Most UK Contact centres today adopt some sort of quality monitoring. If done correctly it is an extremely valuable tool that can help gain customer insight and significantly improve customer service results. Call quality monitoring is critical for maximizing agent performance but is often done in a rush and without a well thought out strategy.
We provide 8 tips to help you maximise your call quality monitoring efforts:
1. The right people for Quality monitoring. Quality evaluation is only as good as the person doing the evaluating. When possible, it’s worth investing in a dedicated person – or, in the case of larger contact centres, a specialist team – to monitor quality in the contact centre.
2. Everyone is their own worst critic. Encourage agents to score their own calls before each session and then compare notes with each other. Not only will this provide them with the opportunity to self evaluate and become more self aware, it will also shed light on whether you have different understandings of good and bad service. For quality monitoring to be efficient it’s important for everyone to understand and identify what ‘good’ or ‘unsatisfactory’ looks like.
3. Increase the sample size only for under-performers. For those agents who are not performing to the desired standards, monitor a larger sample of calls to identify problem areas. For example, every agent has one call monitored per week, for those who receive a score below 80% a second call will be inspected.
4. Don’t select calls randomly. Find targeted calls for business insight through simple technologies like a scaled down word search option. Selecting random calls is likely going to result in a distorted image of the agent’s performance being created. Using word search options allows to select calls that require attention and better understand where the agent might need further training.
5. Have 360-degree marking. Get agents, team leaders and customer service managers to all mark the same call. The process becomes discursive, allowing agents to influence the score and therefore improving their buy-in, especially when it comes to taking on feedback. Not only, new expert points of view are added making the evaluation that more valuable and complete.
6. Use a ‘Stop, Start and Continue structure at the end of every feedback session. Make sure your agents have fully understood the feedback delivered by allowing them to set their own goals and take ownership of achieving them. Not only will you be sure they have understood the points raised, but they will feel in control of making the necessary changes towards improvement.

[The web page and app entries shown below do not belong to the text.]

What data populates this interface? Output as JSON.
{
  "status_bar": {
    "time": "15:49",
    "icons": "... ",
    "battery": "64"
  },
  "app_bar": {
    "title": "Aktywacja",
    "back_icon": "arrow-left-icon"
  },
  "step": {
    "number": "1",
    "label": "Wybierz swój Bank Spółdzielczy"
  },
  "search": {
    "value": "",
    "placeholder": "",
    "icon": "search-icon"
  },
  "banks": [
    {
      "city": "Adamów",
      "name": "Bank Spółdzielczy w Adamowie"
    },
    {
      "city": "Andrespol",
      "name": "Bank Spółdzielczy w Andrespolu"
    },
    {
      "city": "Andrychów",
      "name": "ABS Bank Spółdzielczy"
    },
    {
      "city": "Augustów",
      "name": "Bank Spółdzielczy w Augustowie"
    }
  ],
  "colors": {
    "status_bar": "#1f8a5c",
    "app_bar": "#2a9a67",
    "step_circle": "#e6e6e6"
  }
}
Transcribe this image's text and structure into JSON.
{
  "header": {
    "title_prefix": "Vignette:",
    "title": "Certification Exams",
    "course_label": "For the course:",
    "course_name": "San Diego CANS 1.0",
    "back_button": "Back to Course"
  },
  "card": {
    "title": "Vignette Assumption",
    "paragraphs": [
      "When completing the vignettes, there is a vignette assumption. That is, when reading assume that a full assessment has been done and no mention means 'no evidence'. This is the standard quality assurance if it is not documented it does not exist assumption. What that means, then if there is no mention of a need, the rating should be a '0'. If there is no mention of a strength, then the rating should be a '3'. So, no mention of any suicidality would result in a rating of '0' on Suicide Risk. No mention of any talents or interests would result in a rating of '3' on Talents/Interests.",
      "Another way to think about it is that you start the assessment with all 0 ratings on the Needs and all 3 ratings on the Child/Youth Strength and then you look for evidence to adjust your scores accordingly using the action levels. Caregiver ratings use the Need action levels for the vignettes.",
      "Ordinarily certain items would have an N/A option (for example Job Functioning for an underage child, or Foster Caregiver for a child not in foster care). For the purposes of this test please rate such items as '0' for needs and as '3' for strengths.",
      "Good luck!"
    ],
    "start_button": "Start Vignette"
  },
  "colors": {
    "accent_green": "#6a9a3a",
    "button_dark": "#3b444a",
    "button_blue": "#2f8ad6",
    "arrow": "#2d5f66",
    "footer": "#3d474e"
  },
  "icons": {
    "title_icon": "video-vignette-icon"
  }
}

7. Score what is important to the customer. Ensure that your call observation form is not so much focused on the expectation of what you think is important but what is actually important to your customer. For example, you may focus on metrics such as average handling time, when resolving a customer issue on the first interaction, even if it takes longer, is going to result in better customer experience and a happier customer.
8. Look at multi-skilled feedback. In many contact centres the work is multi-skilled and the team does not only deal with providing customer service, but is also responsible of incoming sales, retention and cancellations. Each one of these will require different skill sets and should be monitored for more specific coaching opportunity to be identified.
If you found these tips useful, here are some additional resources that might be of interest: